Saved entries
>>>
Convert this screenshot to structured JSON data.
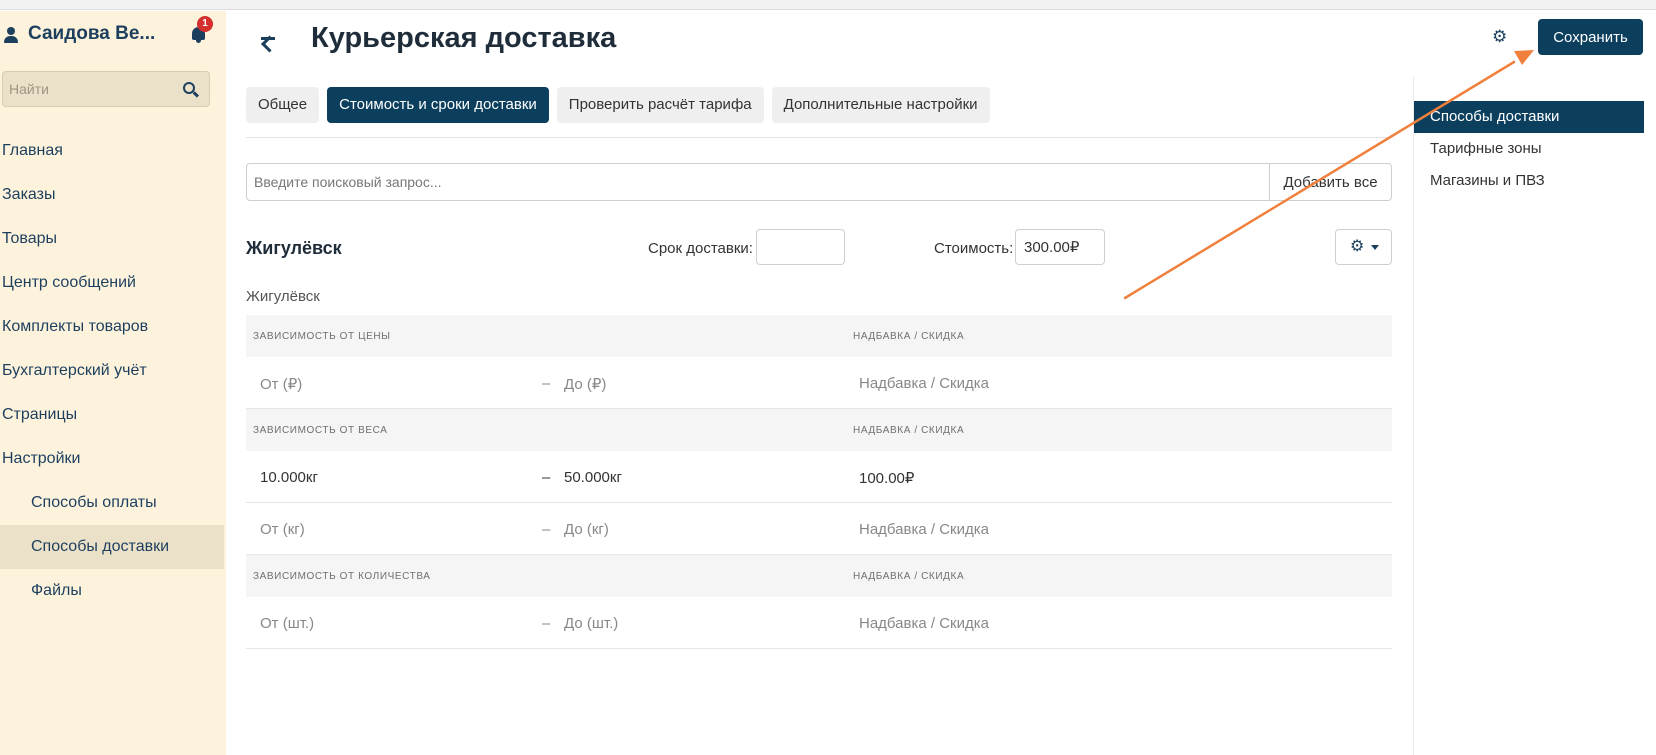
{
  "sidebar": {
    "user_name": "Саидова Ве...",
    "notification_count": "1",
    "search_placeholder": "Найти",
    "items": [
      {
        "label": "Главная"
      },
      {
        "label": "Заказы"
      },
      {
        "label": "Товары"
      },
      {
        "label": "Центр сообщений"
      },
      {
        "label": "Комплекты товаров"
      },
      {
        "label": "Бухгалтерский учёт"
      },
      {
        "label": "Страницы"
      },
      {
        "label": "Настройки"
      },
      {
        "label": "Способы оплаты"
      },
      {
        "label": "Способы доставки",
        "active": true
      },
      {
        "label": "Файлы"
      }
    ]
  },
  "header": {
    "title": "Курьерская доставка",
    "save_label": "Сохранить"
  },
  "tabs": [
    {
      "label": "Общее"
    },
    {
      "label": "Стоимость и сроки доставки",
      "active": true
    },
    {
      "label": "Проверить расчёт тарифа"
    },
    {
      "label": "Дополнительные настройки"
    }
  ],
  "search": {
    "placeholder": "Введите поисковый запрос...",
    "add_all_label": "Добавить все"
  },
  "zone": {
    "title": "Жигулёвск",
    "term_label": "Срок доставки:",
    "term_value": "",
    "cost_label": "Стоимость:",
    "cost_value": "300.00₽",
    "subtitle": "Жигулёвск"
  },
  "price_dependency": {
    "header": "ЗАВИСИМОСТЬ ОТ ЦЕНЫ",
    "markup_header": "НАДБАВКА / СКИДКА",
    "rows": [
      {
        "from": "От (₽)",
        "dash": "–",
        "to": "До (₽)",
        "markup": "Надбавка / Скидка"
      }
    ]
  },
  "weight_dependency": {
    "header": "ЗАВИСИМОСТЬ ОТ ВЕСА",
    "markup_header": "НАДБАВКА / СКИДКА",
    "rows": [
      {
        "from": "10.000кг",
        "dash": "–",
        "to": "50.000кг",
        "markup": "100.00₽"
      },
      {
        "from": "От (кг)",
        "dash": "–",
        "to": "До (кг)",
        "markup": "Надбавка / Скидка"
      }
    ]
  },
  "quantity_dependency": {
    "header": "ЗАВИСИМОСТЬ ОТ КОЛИЧЕСТВА",
    "markup_header": "НАДБАВКА / СКИДКА",
    "rows": [
      {
        "from": "От (шт.)",
        "dash": "–",
        "to": "До (шт.)",
        "markup": "Надбавка / Скидка"
      }
    ]
  },
  "right_panel": {
    "items": [
      {
        "label": "Способы доставки",
        "active": true
      },
      {
        "label": "Тарифные зоны"
      },
      {
        "label": "Магазины и ПВЗ"
      }
    ]
  },
  "colors": {
    "primary": "#0c3f5e",
    "sidebar_bg": "#fdf3dd",
    "annotation_arrow": "#f0803c",
    "badge": "#d32f2f"
  }
}
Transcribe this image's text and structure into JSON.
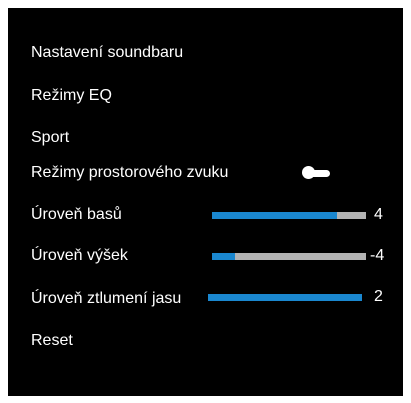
{
  "menu": {
    "items": [
      {
        "label": "Nastavení soundbaru"
      },
      {
        "label": "Režimy EQ"
      },
      {
        "label": "Sport"
      },
      {
        "label": "Režimy prostorového zvuku",
        "toggle": {
          "state": "off"
        }
      },
      {
        "label": "Úroveň basů",
        "slider": {
          "value": "4",
          "fill_fraction": 0.81
        }
      },
      {
        "label": "Úroveň výšek",
        "slider": {
          "value": "-4",
          "fill_fraction": 0.15
        }
      },
      {
        "label": "Úroveň ztlumení jasu",
        "slider": {
          "value": "2",
          "fill_fraction": 1.0
        }
      },
      {
        "label": "Reset"
      }
    ]
  },
  "colors": {
    "background": "#000000",
    "text": "#ffffff",
    "slider_fill": "#1a87cf",
    "slider_track": "#b3b3b3"
  }
}
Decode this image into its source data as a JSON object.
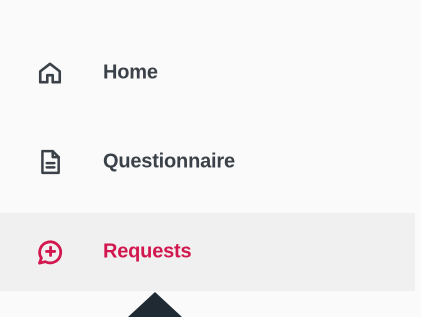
{
  "sidebar": {
    "items": [
      {
        "label": "Home",
        "icon": "home-icon",
        "active": false
      },
      {
        "label": "Questionnaire",
        "icon": "document-icon",
        "active": false
      },
      {
        "label": "Requests",
        "icon": "chat-plus-icon",
        "active": true
      }
    ]
  },
  "colors": {
    "text": "#3b4148",
    "active_text": "#d2174f",
    "active_background": "#f0f0f0",
    "background": "#fafafa",
    "tooltip": "#1f2a33"
  }
}
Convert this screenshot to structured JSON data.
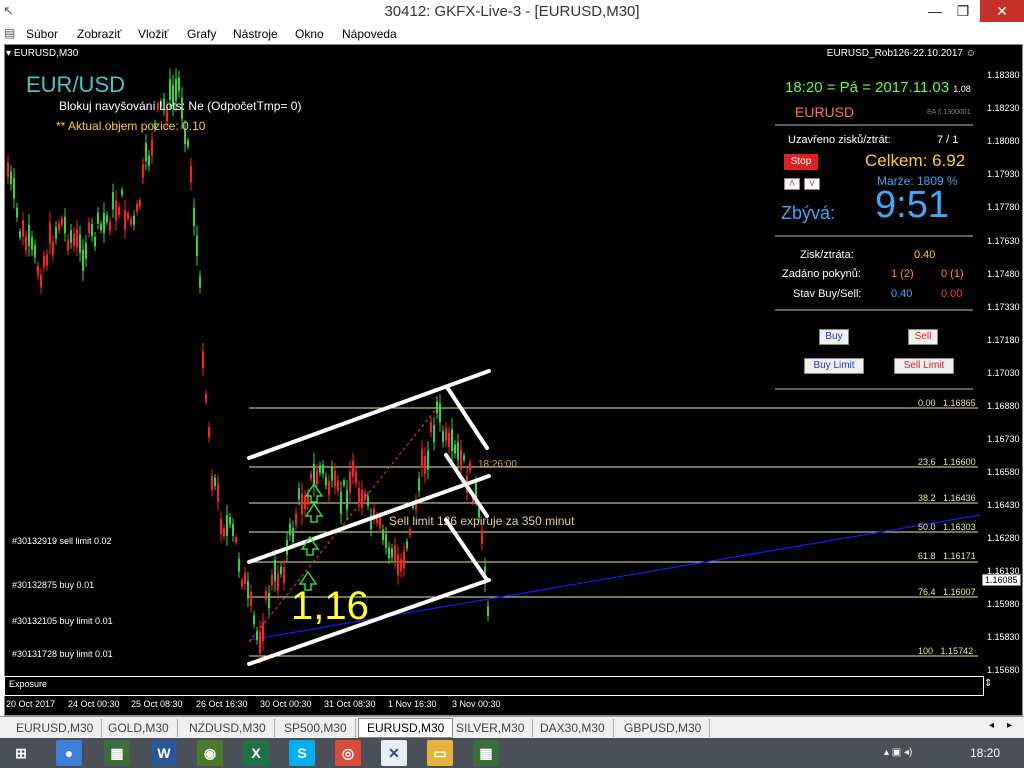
{
  "window": {
    "title": "30412: GKFX-Live-3 - [EURUSD,M30]"
  },
  "menu": [
    "Súbor",
    "Zobraziť",
    "Vložiť",
    "Grafy",
    "Nástroje",
    "Okno",
    "Nápoveda"
  ],
  "chart": {
    "header_left": "EURUSD,M30",
    "header_right": "EURUSD_Rob126-22.10.2017",
    "symbol_title": "EUR/USD",
    "info_line1": "Blokuj navyšování Lots:  Ne   (OdpočetTmp= 0)",
    "info_line2": "** Aktual.objem pozice: 0.10",
    "big_label": "1,16",
    "sell_limit_note": "Sell limit 126 expiruje za 350 minut",
    "time_marker": "18:26:00",
    "current_price": "1.16085",
    "exposure_label": "Exposure",
    "price_axis": [
      "1.18380",
      "1.18230",
      "1.18080",
      "1.17930",
      "1.17780",
      "1.17630",
      "1.17480",
      "1.17330",
      "1.17180",
      "1.17030",
      "1.16880",
      "1.16730",
      "1.16580",
      "1.16430",
      "1.16280",
      "1.16130",
      "1.15980",
      "1.15830",
      "1.15680"
    ],
    "time_axis": [
      "20 Oct 2017",
      "24 Oct 00:30",
      "25 Oct 08:30",
      "26 Oct 16:30",
      "30 Oct 00:30",
      "31 Oct 08:30",
      "1 Nov 16:30",
      "3 Nov 00:30"
    ],
    "fib_levels": [
      {
        "pct": "0.00",
        "price": "1.16865"
      },
      {
        "pct": "23.6",
        "price": "1.16600"
      },
      {
        "pct": "38.2",
        "price": "1.16436"
      },
      {
        "pct": "50.0",
        "price": "1.16303"
      },
      {
        "pct": "61.8",
        "price": "1.16171"
      },
      {
        "pct": "76.4",
        "price": "1.16007"
      },
      {
        "pct": "100",
        "price": "1.15742"
      }
    ],
    "orders": [
      "#30132919 sell limit 0.02",
      "#30132875 buy 0.01",
      "#30132105 buy limit 0.01",
      "#30131728 buy limit 0.01"
    ]
  },
  "panel": {
    "datetime": "18:20 = Pá = 2017.11.03",
    "datetime_suffix": "1.08",
    "symbol": "EURUSD",
    "ea_label": "EA č.1300001",
    "closed_label": "Uzavřeno zisků/ztrát:",
    "closed_value": "7 / 1",
    "stop_btn": "Stop",
    "total_label": "Celkem: 6.92",
    "margin_label": "Marže:  1809 %",
    "remaining_label": "Zbývá:",
    "remaining_value": "9:51",
    "pl_label": "Zisk/ztráta:",
    "pl_value": "0.40",
    "orders_label": "Zadáno pokynů:",
    "orders_buy": "1 (2)",
    "orders_sell": "0 (1)",
    "state_label": "Stav Buy/Sell:",
    "state_buy": "0.40",
    "state_sell": "0.00",
    "buy_btn": "Buy",
    "sell_btn": "Sell",
    "buy_limit_btn": "Buy Limit",
    "sell_limit_btn": "Sell Limit"
  },
  "tabs": [
    "EURUSD,M30",
    "GOLD,M30",
    "NZDUSD,M30",
    "SP500,M30",
    "EURUSD,M30",
    "SILVER,M30",
    "DAX30,M30",
    "GBPUSD,M30"
  ],
  "active_tab": 4,
  "taskbar": {
    "clock": "18:20"
  },
  "colors": {
    "fib": "#e8e8a0",
    "bull": "#39d439",
    "bear": "#ff2020",
    "trend": "#1a1aff",
    "channel": "#ffffff"
  }
}
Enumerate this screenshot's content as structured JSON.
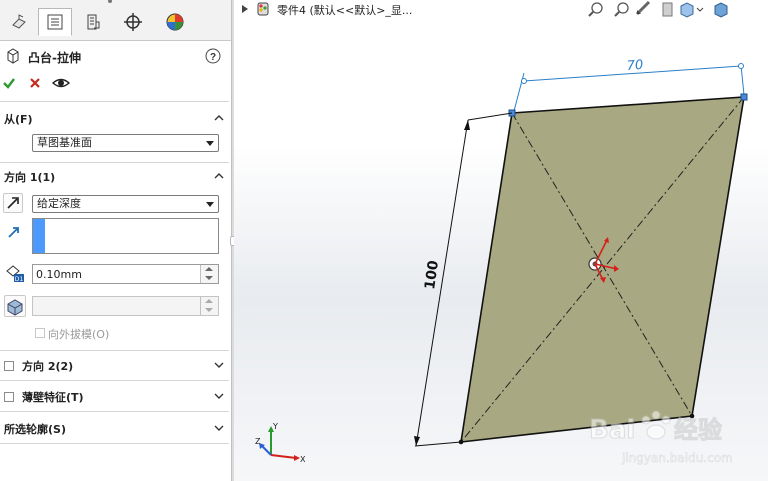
{
  "tabs": [
    {
      "name": "feature-manager-tab",
      "icon": "feature-tree-icon"
    },
    {
      "name": "property-manager-tab",
      "icon": "property-manager-icon"
    },
    {
      "name": "configuration-manager-tab",
      "icon": "configuration-icon"
    },
    {
      "name": "dimxpert-tab",
      "icon": "crosshair-icon"
    },
    {
      "name": "display-manager-tab",
      "icon": "appearance-pie-icon"
    }
  ],
  "feature": {
    "title": "凸台-拉伸",
    "help_icon": "help-icon"
  },
  "actions": {
    "ok": "check-icon",
    "cancel": "cross-icon",
    "preview": "eye-icon"
  },
  "from": {
    "title": "从(F)",
    "value": "草图基准面"
  },
  "direction1": {
    "title": "方向 1(1)",
    "end_condition": "给定深度",
    "depth_value": "0.10mm",
    "draft_outward_label": "向外拔模(O)"
  },
  "direction2": {
    "title": "方向 2(2)",
    "checked": false
  },
  "thin_feature": {
    "title": "薄壁特征(T)",
    "checked": false
  },
  "selected_contours": {
    "title": "所选轮廓(S)"
  },
  "breadcrumb": {
    "text": "零件4  (默认<<默认>_显..."
  },
  "sketch": {
    "dim_horizontal": "70",
    "dim_vertical": "100",
    "face_color": "#a8a882",
    "dim_color": "#2a7fc9"
  },
  "triad": {
    "x": "X",
    "y": "Y",
    "z": "Z"
  },
  "watermark": {
    "brand": "Bai",
    "brand2": "经验",
    "url": "jingyan.baidu.com"
  },
  "colors": {
    "ok": "#2d9b2d",
    "cancel": "#c8281e",
    "accent": "#3c8cff"
  }
}
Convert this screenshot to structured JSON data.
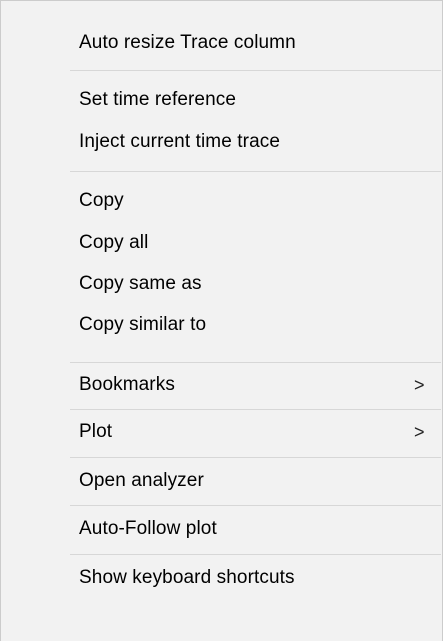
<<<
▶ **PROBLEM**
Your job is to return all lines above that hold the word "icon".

▶ **TASK RESULT**
        "icon": "home-icon",
        "icon": "document-icon",
        "icon": "chat-plus-icon",
      "icon": "feature-tree-icon"
      "icon": "property-manager-icon"
      "icon": "configuration-icon"
      "icon": "crosshair-icon"
      "icon": "appearance-pie-icon"
    "help_icon": "help-icon"
    "ok": "check-icon",
    "cancel": "cross-icon",
    "preview": "eye-icon"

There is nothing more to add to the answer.